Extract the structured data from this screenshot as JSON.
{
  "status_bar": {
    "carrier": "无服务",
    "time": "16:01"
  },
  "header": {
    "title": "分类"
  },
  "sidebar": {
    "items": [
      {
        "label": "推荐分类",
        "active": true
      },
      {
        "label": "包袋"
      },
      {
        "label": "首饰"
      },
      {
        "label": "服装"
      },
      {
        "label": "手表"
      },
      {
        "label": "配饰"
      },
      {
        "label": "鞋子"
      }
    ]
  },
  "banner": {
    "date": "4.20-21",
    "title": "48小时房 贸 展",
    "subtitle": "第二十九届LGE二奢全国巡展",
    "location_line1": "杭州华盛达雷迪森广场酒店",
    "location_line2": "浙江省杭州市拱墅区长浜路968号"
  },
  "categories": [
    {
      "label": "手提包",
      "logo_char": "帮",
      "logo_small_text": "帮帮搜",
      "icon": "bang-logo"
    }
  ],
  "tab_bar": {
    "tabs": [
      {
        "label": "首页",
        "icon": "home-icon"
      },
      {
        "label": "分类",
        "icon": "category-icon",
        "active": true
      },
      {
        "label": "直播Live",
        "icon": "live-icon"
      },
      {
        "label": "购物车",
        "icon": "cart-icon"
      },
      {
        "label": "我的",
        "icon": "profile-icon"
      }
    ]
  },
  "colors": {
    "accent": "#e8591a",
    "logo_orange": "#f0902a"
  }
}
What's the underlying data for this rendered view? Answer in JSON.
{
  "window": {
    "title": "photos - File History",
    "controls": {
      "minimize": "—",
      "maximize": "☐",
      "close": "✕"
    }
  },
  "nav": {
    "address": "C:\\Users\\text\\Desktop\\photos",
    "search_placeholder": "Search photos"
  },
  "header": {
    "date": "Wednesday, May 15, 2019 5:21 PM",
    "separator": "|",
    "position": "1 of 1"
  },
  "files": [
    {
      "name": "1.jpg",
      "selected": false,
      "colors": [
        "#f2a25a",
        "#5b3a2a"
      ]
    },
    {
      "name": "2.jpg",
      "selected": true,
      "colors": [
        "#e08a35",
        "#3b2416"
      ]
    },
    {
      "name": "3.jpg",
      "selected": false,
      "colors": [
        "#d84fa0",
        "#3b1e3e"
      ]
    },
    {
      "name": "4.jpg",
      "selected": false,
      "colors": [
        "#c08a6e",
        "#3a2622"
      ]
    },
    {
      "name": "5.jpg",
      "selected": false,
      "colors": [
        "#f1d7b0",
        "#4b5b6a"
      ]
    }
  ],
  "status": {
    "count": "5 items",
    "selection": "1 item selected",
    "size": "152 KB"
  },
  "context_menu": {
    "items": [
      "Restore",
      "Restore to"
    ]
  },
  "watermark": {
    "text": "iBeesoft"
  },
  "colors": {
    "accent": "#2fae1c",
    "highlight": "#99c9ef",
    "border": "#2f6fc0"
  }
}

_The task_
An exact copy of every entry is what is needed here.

_Solved exercise_
Extract the structured data from this screenshot as JSON.
{
  "status_bar": {
    "carrier": "无服务",
    "time": "16:01"
  },
  "header": {
    "title": "分类"
  },
  "sidebar": {
    "items": [
      {
        "label": "推荐分类",
        "active": true
      },
      {
        "label": "包袋"
      },
      {
        "label": "首饰"
      },
      {
        "label": "服装"
      },
      {
        "label": "手表"
      },
      {
        "label": "配饰"
      },
      {
        "label": "鞋子"
      }
    ]
  },
  "banner": {
    "date": "4.20-21",
    "title": "48小时房 贸 展",
    "subtitle": "第二十九届LGE二奢全国巡展",
    "location_line1": "杭州华盛达雷迪森广场酒店",
    "location_line2": "浙江省杭州市拱墅区长浜路968号"
  },
  "categories": [
    {
      "label": "手提包",
      "logo_char": "帮",
      "logo_small_text": "帮帮搜",
      "icon": "bang-logo"
    }
  ],
  "tab_bar": {
    "tabs": [
      {
        "label": "首页",
        "icon": "home-icon"
      },
      {
        "label": "分类",
        "icon": "category-icon",
        "active": true
      },
      {
        "label": "直播Live",
        "icon": "live-icon"
      },
      {
        "label": "购物车",
        "icon": "cart-icon"
      },
      {
        "label": "我的",
        "icon": "profile-icon"
      }
    ]
  },
  "colors": {
    "accent": "#e8591a",
    "logo_orange": "#f0902a"
  }
}
What's the underlying data for this rendered view? Answer in JSON.
{
  "window": {
    "title": "photos - File History",
    "controls": {
      "minimize": "—",
      "maximize": "☐",
      "close": "✕"
    }
  },
  "nav": {
    "address": "C:\\Users\\text\\Desktop\\photos",
    "search_placeholder": "Search photos"
  },
  "header": {
    "date": "Wednesday, May 15, 2019 5:21 PM",
    "separator": "|",
    "position": "1 of 1"
  },
  "files": [
    {
      "name": "1.jpg",
      "selected": false,
      "colors": [
        "#f2a25a",
        "#5b3a2a"
      ]
    },
    {
      "name": "2.jpg",
      "selected": true,
      "colors": [
        "#e08a35",
        "#3b2416"
      ]
    },
    {
      "name": "3.jpg",
      "selected": false,
      "colors": [
        "#d84fa0",
        "#3b1e3e"
      ]
    },
    {
      "name": "4.jpg",
      "selected": false,
      "colors": [
        "#c08a6e",
        "#3a2622"
      ]
    },
    {
      "name": "5.jpg",
      "selected": false,
      "colors": [
        "#f1d7b0",
        "#4b5b6a"
      ]
    }
  ],
  "status": {
    "count": "5 items",
    "selection": "1 item selected",
    "size": "152 KB"
  },
  "context_menu": {
    "items": [
      "Restore",
      "Restore to"
    ]
  },
  "watermark": {
    "text": "iBeesoft"
  },
  "colors": {
    "accent": "#2fae1c",
    "highlight": "#99c9ef",
    "border": "#2f6fc0"
  }
}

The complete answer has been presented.